◆ **Exercise brief**
Output all entries below exactly as they are given.

◆ **Data for the task**
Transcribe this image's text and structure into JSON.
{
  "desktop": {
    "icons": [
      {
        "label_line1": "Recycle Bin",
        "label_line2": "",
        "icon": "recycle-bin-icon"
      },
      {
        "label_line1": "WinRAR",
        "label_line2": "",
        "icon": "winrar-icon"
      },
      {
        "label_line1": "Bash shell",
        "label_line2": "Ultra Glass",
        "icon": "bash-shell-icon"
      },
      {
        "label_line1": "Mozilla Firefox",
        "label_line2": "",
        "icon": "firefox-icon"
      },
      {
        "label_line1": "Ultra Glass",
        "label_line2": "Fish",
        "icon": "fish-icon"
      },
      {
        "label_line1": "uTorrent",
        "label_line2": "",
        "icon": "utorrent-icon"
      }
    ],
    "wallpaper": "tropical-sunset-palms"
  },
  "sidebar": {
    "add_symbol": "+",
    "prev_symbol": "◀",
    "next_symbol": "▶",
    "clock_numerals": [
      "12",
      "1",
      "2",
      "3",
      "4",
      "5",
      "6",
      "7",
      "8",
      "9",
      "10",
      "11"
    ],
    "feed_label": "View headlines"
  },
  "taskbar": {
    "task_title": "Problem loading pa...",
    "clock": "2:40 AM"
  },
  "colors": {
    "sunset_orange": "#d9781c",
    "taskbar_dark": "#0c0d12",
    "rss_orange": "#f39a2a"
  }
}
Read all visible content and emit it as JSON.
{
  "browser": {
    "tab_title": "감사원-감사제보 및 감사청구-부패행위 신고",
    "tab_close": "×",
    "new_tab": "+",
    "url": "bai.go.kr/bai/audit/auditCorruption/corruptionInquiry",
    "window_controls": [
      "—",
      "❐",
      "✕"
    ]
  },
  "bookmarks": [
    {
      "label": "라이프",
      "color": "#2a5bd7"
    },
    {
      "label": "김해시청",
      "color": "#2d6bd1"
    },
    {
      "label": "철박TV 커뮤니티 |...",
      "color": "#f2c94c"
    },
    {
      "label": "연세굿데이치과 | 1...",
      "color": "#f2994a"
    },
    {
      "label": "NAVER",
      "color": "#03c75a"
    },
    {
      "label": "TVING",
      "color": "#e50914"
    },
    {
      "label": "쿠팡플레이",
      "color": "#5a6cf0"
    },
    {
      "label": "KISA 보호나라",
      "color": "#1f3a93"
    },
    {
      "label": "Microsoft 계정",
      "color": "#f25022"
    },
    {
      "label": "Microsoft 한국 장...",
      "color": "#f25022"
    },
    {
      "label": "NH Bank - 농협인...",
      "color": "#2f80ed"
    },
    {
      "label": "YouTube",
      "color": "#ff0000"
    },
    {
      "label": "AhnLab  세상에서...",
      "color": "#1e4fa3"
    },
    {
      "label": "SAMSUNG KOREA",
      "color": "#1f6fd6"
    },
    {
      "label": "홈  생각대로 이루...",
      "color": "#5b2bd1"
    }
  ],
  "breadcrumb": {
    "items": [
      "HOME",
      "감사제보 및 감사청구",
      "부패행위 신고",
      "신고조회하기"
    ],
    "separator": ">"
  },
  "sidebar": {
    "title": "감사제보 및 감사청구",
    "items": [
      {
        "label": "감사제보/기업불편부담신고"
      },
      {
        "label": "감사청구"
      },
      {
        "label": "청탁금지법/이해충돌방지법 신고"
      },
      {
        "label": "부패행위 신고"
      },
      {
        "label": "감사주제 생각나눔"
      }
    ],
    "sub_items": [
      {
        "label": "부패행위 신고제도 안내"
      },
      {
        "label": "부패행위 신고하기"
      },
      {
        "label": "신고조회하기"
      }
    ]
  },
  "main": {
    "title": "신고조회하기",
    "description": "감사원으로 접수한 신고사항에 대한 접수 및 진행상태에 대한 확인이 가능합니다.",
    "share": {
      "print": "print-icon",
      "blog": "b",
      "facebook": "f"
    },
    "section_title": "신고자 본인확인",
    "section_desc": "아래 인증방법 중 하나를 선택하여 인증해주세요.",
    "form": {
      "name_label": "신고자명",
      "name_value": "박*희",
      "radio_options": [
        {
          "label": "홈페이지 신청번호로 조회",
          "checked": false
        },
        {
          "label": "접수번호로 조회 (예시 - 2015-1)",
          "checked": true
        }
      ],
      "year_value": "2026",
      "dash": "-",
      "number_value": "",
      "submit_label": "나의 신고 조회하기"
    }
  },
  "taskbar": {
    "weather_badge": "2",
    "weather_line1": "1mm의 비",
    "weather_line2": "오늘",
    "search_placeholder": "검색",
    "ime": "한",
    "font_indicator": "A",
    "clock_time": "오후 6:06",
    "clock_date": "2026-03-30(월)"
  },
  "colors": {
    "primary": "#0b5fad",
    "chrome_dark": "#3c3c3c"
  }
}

◆ **Answer area**
Transcribe this image's text and structure into JSON.
{
  "desktop": {
    "icons": [
      {
        "label_line1": "Recycle Bin",
        "label_line2": "",
        "icon": "recycle-bin-icon"
      },
      {
        "label_line1": "WinRAR",
        "label_line2": "",
        "icon": "winrar-icon"
      },
      {
        "label_line1": "Bash shell",
        "label_line2": "Ultra Glass",
        "icon": "bash-shell-icon"
      },
      {
        "label_line1": "Mozilla Firefox",
        "label_line2": "",
        "icon": "firefox-icon"
      },
      {
        "label_line1": "Ultra Glass",
        "label_line2": "Fish",
        "icon": "fish-icon"
      },
      {
        "label_line1": "uTorrent",
        "label_line2": "",
        "icon": "utorrent-icon"
      }
    ],
    "wallpaper": "tropical-sunset-palms"
  },
  "sidebar": {
    "add_symbol": "+",
    "prev_symbol": "◀",
    "next_symbol": "▶",
    "clock_numerals": [
      "12",
      "1",
      "2",
      "3",
      "4",
      "5",
      "6",
      "7",
      "8",
      "9",
      "10",
      "11"
    ],
    "feed_label": "View headlines"
  },
  "taskbar": {
    "task_title": "Problem loading pa...",
    "clock": "2:40 AM"
  },
  "colors": {
    "sunset_orange": "#d9781c",
    "taskbar_dark": "#0c0d12",
    "rss_orange": "#f39a2a"
  }
}
Read all visible content and emit it as JSON.
{
  "browser": {
    "tab_title": "감사원-감사제보 및 감사청구-부패행위 신고",
    "tab_close": "×",
    "new_tab": "+",
    "url": "bai.go.kr/bai/audit/auditCorruption/corruptionInquiry",
    "window_controls": [
      "—",
      "❐",
      "✕"
    ]
  },
  "bookmarks": [
    {
      "label": "라이프",
      "color": "#2a5bd7"
    },
    {
      "label": "김해시청",
      "color": "#2d6bd1"
    },
    {
      "label": "철박TV 커뮤니티 |...",
      "color": "#f2c94c"
    },
    {
      "label": "연세굿데이치과 | 1...",
      "color": "#f2994a"
    },
    {
      "label": "NAVER",
      "color": "#03c75a"
    },
    {
      "label": "TVING",
      "color": "#e50914"
    },
    {
      "label": "쿠팡플레이",
      "color": "#5a6cf0"
    },
    {
      "label": "KISA 보호나라",
      "color": "#1f3a93"
    },
    {
      "label": "Microsoft 계정",
      "color": "#f25022"
    },
    {
      "label": "Microsoft 한국 장...",
      "color": "#f25022"
    },
    {
      "label": "NH Bank - 농협인...",
      "color": "#2f80ed"
    },
    {
      "label": "YouTube",
      "color": "#ff0000"
    },
    {
      "label": "AhnLab  세상에서...",
      "color": "#1e4fa3"
    },
    {
      "label": "SAMSUNG KOREA",
      "color": "#1f6fd6"
    },
    {
      "label": "홈  생각대로 이루...",
      "color": "#5b2bd1"
    }
  ],
  "breadcrumb": {
    "items": [
      "HOME",
      "감사제보 및 감사청구",
      "부패행위 신고",
      "신고조회하기"
    ],
    "separator": ">"
  },
  "sidebar": {
    "title": "감사제보 및 감사청구",
    "items": [
      {
        "label": "감사제보/기업불편부담신고"
      },
      {
        "label": "감사청구"
      },
      {
        "label": "청탁금지법/이해충돌방지법 신고"
      },
      {
        "label": "부패행위 신고"
      },
      {
        "label": "감사주제 생각나눔"
      }
    ],
    "sub_items": [
      {
        "label": "부패행위 신고제도 안내"
      },
      {
        "label": "부패행위 신고하기"
      },
      {
        "label": "신고조회하기"
      }
    ]
  },
  "main": {
    "title": "신고조회하기",
    "description": "감사원으로 접수한 신고사항에 대한 접수 및 진행상태에 대한 확인이 가능합니다.",
    "share": {
      "print": "print-icon",
      "blog": "b",
      "facebook": "f"
    },
    "section_title": "신고자 본인확인",
    "section_desc": "아래 인증방법 중 하나를 선택하여 인증해주세요.",
    "form": {
      "name_label": "신고자명",
      "name_value": "박*희",
      "radio_options": [
        {
          "label": "홈페이지 신청번호로 조회",
          "checked": false
        },
        {
          "label": "접수번호로 조회 (예시 - 2015-1)",
          "checked": true
        }
      ],
      "year_value": "2026",
      "dash": "-",
      "number_value": "",
      "submit_label": "나의 신고 조회하기"
    }
  },
  "taskbar": {
    "weather_badge": "2",
    "weather_line1": "1mm의 비",
    "weather_line2": "오늘",
    "search_placeholder": "검색",
    "ime": "한",
    "font_indicator": "A",
    "clock_time": "오후 6:06",
    "clock_date": "2026-03-30(월)"
  },
  "colors": {
    "primary": "#0b5fad",
    "chrome_dark": "#3c3c3c"
  }
}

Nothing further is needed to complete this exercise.